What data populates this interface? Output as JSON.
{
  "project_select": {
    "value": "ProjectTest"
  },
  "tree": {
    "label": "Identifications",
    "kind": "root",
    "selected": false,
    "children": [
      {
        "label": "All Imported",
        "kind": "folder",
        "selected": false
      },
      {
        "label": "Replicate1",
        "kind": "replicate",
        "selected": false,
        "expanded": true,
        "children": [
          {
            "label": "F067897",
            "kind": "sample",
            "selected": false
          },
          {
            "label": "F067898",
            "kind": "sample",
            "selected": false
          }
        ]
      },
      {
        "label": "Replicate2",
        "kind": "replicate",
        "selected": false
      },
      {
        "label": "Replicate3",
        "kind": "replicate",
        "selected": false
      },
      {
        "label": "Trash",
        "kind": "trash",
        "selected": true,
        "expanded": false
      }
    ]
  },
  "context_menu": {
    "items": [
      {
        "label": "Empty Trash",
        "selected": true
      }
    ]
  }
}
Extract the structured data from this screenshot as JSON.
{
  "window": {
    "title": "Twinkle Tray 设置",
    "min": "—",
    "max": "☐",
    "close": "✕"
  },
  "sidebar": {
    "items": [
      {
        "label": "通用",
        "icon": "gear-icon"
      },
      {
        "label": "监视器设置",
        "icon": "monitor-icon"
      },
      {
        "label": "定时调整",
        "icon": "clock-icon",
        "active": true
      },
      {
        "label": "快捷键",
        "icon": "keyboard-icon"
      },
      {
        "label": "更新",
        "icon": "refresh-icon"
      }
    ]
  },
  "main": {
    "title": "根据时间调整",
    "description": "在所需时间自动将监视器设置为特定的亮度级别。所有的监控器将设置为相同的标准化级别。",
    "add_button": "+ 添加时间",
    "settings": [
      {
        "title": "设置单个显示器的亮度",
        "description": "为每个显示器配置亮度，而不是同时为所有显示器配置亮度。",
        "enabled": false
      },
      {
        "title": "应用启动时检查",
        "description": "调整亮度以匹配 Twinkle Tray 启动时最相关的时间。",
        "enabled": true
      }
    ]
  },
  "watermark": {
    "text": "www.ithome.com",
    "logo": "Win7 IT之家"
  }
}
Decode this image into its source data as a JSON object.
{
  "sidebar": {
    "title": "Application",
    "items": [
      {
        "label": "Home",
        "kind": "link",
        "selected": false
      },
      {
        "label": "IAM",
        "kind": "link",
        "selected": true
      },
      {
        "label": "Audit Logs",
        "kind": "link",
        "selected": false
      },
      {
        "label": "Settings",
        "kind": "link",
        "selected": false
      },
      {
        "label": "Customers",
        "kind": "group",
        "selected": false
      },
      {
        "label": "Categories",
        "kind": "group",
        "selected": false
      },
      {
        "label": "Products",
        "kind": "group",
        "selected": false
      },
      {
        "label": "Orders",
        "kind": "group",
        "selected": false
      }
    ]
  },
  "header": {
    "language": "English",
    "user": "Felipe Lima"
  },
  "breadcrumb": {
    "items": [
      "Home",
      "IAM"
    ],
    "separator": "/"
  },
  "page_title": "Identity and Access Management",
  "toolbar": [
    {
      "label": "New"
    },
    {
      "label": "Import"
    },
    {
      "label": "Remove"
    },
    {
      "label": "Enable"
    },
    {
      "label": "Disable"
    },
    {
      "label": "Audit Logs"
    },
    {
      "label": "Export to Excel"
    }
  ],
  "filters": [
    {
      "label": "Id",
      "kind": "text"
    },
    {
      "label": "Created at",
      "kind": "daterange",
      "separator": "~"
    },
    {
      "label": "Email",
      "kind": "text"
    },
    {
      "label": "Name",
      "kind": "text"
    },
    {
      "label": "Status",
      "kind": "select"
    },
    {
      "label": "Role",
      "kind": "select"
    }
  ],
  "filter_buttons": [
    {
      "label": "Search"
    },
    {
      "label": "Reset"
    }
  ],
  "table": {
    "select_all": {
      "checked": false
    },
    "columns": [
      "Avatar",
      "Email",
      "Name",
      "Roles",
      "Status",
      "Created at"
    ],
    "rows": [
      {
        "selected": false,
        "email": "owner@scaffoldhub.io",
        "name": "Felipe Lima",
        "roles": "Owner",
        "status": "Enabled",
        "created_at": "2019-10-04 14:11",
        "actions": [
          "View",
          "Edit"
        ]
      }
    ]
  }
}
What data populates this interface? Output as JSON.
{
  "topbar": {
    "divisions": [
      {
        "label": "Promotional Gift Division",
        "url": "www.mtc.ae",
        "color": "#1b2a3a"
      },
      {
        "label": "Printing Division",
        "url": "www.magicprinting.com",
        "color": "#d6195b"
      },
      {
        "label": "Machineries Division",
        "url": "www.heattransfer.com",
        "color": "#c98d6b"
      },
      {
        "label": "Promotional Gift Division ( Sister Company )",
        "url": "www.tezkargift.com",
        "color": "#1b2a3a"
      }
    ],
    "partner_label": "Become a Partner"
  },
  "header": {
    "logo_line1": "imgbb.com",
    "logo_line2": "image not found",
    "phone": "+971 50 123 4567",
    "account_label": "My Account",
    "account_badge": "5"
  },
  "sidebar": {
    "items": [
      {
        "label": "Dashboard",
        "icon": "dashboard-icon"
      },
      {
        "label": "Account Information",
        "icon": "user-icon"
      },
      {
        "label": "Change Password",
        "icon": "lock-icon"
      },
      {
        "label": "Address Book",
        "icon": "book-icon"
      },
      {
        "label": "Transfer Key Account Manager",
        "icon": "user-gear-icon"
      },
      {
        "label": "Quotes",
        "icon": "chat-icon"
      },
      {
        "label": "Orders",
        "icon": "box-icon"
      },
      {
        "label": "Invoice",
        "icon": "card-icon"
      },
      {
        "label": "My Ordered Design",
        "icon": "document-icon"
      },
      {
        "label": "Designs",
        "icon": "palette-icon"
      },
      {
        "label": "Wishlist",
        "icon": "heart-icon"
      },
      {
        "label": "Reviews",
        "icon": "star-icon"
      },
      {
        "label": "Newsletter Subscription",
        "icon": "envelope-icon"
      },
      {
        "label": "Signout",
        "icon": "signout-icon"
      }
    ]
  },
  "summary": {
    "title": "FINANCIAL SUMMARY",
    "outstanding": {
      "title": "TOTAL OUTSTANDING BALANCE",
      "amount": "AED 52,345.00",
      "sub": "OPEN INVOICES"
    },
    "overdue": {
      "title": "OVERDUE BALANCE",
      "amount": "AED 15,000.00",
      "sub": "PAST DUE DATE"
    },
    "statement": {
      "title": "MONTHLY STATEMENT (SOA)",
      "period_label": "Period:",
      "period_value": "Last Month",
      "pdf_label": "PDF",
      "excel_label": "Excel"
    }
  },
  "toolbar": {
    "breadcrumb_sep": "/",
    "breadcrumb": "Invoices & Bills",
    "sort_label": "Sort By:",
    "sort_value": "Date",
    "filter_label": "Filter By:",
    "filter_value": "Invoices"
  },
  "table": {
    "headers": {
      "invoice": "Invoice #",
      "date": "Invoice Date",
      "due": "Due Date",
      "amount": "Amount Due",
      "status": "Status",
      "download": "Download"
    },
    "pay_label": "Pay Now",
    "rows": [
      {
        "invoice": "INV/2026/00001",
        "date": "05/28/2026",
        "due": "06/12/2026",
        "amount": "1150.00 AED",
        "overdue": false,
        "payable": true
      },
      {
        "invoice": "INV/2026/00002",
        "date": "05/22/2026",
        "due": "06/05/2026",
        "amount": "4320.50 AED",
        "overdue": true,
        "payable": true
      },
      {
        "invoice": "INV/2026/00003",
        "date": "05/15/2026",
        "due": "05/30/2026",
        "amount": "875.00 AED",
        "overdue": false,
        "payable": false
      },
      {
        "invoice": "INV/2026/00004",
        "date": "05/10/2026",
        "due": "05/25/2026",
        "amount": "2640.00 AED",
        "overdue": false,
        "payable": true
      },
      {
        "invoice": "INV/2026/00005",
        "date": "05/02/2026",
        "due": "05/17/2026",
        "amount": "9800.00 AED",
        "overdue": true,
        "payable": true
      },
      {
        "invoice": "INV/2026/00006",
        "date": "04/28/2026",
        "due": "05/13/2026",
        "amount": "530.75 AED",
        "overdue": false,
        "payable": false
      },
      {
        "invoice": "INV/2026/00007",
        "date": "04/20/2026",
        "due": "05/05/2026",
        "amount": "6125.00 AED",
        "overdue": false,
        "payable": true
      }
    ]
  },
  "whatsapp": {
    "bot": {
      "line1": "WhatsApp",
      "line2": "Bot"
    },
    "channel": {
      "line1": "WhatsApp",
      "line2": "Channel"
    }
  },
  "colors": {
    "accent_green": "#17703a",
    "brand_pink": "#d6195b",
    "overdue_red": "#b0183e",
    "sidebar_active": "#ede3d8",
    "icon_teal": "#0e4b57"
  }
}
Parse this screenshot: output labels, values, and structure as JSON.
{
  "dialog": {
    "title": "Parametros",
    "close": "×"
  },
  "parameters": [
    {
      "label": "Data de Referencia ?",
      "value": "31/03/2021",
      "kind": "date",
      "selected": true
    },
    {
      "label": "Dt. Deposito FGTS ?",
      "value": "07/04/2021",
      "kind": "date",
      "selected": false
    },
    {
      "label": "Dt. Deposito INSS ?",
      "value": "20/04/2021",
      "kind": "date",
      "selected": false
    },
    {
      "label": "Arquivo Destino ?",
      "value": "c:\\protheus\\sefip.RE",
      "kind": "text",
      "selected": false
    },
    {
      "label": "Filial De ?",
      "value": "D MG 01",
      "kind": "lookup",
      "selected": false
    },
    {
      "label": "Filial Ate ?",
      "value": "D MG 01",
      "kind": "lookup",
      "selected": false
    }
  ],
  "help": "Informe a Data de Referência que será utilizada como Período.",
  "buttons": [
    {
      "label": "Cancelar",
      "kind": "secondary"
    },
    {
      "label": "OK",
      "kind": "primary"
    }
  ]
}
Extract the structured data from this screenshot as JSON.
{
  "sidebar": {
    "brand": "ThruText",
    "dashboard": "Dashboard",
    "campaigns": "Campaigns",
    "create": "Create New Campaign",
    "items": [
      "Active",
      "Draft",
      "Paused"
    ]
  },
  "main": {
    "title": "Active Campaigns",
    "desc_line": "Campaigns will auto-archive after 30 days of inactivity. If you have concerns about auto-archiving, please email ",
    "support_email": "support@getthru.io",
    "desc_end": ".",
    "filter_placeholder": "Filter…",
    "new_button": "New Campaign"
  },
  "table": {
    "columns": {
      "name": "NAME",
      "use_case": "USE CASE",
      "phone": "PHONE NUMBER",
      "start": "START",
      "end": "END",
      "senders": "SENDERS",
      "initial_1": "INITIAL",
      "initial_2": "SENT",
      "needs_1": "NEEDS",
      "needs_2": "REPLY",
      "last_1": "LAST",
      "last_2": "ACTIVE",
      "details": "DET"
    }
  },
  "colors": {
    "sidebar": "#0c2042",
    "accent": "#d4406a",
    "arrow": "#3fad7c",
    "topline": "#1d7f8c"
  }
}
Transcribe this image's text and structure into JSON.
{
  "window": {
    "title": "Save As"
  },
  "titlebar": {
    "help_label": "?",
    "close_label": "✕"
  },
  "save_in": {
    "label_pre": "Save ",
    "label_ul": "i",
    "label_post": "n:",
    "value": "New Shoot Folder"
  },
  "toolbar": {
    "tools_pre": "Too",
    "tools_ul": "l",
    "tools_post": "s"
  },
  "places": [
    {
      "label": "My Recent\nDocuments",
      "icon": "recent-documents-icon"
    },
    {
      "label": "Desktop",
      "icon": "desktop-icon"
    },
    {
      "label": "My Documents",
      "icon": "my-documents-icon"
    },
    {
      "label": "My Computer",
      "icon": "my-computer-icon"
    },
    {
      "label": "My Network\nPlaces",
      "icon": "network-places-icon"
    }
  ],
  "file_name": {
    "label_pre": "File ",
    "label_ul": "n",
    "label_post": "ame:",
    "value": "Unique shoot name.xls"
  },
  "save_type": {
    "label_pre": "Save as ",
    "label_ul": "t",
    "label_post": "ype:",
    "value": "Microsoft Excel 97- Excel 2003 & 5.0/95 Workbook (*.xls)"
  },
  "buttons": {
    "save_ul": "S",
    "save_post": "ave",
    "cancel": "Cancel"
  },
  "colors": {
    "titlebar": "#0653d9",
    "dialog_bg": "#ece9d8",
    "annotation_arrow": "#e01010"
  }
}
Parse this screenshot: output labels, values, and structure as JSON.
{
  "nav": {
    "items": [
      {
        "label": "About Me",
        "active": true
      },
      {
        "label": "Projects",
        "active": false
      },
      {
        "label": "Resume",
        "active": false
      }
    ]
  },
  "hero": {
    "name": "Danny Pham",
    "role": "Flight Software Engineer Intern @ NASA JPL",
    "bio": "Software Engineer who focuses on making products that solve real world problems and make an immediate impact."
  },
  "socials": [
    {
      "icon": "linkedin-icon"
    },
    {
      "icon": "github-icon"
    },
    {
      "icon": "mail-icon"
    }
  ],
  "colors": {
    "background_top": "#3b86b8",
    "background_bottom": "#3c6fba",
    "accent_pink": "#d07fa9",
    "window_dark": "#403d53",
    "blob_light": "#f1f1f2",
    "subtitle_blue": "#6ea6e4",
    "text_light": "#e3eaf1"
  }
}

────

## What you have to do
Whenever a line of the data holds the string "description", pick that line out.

## Reply to the task
    "description": "在所需时间自动将监视器设置为特定的亮度级别。所有的监控器将设置为相同的标准化级别。",
        "description": "为每个显示器配置亮度，而不是同时为所有显示器配置亮度。",
        "description": "调整亮度以匹配 Twinkle Tray 启动时最相关的时间。",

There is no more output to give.